**EXERCISE PROMPT**:
All that is wanted is how many lines in the records below include the string "Path".

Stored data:
::::::

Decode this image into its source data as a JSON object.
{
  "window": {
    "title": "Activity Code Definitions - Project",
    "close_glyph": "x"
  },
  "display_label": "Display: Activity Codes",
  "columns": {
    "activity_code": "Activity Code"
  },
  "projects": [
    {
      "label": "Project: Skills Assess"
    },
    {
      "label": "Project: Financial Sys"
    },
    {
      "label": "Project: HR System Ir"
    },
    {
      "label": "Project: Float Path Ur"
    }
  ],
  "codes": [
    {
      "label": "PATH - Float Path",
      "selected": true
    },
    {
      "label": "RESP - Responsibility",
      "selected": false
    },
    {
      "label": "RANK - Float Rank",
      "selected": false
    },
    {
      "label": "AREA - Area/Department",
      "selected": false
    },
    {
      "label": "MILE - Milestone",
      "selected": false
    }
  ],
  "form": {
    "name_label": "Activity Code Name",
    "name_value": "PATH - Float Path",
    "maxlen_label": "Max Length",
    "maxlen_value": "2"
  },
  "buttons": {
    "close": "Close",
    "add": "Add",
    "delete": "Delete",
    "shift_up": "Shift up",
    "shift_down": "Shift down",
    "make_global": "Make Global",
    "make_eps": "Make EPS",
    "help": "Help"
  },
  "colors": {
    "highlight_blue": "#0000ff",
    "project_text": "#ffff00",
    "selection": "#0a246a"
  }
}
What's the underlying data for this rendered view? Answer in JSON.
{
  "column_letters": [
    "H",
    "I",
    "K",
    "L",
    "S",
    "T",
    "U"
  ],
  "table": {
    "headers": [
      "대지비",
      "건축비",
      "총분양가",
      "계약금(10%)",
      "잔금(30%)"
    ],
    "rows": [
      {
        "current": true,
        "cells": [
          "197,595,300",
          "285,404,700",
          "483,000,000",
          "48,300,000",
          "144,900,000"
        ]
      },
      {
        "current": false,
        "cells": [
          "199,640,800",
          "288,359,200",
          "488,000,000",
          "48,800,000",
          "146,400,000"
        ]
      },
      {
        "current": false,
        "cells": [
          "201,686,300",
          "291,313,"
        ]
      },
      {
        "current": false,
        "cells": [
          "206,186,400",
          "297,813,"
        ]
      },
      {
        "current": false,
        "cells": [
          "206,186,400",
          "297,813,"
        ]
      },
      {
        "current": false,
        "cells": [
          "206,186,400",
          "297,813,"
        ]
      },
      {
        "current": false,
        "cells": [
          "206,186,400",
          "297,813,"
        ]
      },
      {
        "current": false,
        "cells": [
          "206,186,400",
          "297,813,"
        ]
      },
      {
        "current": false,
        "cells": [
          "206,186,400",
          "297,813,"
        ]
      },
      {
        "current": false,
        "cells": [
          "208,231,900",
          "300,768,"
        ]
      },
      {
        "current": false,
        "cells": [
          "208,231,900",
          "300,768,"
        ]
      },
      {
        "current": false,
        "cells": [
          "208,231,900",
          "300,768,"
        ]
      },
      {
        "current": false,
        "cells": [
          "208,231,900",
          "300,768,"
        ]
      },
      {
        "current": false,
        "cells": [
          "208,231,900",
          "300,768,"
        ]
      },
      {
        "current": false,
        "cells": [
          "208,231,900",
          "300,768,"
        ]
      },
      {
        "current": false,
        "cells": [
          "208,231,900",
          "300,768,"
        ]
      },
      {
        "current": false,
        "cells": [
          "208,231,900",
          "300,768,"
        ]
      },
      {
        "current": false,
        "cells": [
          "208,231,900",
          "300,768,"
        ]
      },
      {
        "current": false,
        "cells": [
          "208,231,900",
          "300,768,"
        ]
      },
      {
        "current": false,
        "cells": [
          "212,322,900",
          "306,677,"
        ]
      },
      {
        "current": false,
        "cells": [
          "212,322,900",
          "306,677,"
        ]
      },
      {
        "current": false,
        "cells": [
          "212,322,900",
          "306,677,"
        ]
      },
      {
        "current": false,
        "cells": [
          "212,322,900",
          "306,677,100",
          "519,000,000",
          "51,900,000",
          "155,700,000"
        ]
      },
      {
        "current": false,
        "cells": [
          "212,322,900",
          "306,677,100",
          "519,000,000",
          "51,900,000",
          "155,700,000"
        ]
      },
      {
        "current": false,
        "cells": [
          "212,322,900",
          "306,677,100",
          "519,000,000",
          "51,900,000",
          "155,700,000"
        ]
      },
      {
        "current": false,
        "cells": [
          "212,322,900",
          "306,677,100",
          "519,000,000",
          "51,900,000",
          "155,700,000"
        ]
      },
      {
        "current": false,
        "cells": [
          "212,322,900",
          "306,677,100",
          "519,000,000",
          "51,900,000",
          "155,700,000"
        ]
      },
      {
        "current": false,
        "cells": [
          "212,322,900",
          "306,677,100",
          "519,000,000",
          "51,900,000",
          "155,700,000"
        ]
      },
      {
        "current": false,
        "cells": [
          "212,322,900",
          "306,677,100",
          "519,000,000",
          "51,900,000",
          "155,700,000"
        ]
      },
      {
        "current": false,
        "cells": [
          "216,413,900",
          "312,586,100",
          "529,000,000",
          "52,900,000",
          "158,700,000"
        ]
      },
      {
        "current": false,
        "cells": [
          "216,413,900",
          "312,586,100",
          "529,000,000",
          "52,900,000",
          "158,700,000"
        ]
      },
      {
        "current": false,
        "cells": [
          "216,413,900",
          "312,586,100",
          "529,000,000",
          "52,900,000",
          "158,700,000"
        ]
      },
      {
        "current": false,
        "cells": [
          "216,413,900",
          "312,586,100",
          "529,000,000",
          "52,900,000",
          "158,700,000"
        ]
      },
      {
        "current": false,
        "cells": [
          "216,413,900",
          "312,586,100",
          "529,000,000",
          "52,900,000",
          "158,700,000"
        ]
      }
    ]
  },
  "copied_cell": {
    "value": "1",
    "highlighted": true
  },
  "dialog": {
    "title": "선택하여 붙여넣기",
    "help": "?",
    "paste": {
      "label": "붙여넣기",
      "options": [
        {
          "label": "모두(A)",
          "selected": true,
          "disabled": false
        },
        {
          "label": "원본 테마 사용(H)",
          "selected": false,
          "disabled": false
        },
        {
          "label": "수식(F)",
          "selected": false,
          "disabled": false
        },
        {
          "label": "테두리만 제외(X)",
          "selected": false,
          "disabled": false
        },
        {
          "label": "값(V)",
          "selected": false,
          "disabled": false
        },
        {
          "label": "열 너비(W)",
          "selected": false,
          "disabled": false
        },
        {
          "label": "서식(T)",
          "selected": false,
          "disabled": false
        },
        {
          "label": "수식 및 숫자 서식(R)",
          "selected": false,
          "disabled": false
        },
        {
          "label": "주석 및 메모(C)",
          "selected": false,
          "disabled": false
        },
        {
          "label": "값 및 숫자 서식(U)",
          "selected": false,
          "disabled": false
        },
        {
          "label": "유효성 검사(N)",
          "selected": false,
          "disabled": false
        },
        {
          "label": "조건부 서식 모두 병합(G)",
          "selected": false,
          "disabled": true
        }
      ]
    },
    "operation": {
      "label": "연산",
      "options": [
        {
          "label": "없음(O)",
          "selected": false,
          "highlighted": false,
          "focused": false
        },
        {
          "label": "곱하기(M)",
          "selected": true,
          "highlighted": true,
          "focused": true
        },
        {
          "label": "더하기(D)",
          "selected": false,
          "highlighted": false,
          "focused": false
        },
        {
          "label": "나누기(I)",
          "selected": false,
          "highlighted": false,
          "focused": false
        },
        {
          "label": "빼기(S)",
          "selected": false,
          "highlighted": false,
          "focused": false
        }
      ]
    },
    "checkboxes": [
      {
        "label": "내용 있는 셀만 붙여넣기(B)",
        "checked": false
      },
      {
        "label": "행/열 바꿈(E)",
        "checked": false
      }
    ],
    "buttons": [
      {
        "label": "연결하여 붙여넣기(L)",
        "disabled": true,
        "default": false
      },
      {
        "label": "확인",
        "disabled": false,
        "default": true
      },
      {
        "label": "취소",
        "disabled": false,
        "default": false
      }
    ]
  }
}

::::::

**SOLUTION TO THIS TASK**:
3